Dataset rows for apps and sites
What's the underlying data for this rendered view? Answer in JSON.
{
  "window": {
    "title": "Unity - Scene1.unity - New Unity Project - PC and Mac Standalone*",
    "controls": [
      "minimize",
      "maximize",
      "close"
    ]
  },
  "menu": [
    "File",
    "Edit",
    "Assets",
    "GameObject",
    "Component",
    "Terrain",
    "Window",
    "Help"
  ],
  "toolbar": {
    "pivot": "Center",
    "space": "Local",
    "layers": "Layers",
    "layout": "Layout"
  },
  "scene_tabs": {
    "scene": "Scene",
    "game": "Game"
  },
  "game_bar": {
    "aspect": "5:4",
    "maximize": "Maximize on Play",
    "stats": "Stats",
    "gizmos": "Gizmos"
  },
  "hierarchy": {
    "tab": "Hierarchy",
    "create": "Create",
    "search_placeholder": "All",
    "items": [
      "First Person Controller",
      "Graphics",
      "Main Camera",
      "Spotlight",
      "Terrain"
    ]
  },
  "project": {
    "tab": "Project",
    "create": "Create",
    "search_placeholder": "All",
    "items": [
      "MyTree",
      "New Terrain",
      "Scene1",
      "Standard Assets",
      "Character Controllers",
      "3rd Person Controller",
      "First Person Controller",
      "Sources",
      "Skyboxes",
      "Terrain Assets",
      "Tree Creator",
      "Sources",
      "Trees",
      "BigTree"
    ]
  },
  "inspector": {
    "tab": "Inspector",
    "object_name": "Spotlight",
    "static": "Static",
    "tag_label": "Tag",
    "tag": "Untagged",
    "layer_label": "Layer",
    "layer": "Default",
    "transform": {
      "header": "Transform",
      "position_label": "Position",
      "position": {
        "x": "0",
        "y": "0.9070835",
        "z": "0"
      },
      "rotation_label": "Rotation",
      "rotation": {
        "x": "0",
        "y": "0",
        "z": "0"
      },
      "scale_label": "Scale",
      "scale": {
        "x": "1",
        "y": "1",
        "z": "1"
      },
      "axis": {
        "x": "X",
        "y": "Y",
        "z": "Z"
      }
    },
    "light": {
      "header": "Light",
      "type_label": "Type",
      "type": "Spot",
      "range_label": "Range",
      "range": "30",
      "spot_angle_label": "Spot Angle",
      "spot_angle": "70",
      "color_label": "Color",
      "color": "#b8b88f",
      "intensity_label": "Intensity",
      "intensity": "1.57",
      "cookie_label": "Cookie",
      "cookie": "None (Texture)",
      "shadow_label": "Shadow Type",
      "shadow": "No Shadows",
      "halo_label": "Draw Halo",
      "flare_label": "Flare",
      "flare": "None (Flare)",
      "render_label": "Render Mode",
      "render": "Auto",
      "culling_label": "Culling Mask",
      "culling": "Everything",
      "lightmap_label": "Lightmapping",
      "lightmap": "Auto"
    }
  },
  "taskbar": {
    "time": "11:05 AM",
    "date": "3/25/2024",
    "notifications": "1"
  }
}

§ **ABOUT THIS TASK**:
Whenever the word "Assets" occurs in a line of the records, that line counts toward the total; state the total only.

§ **FINAL ANSWER**:
3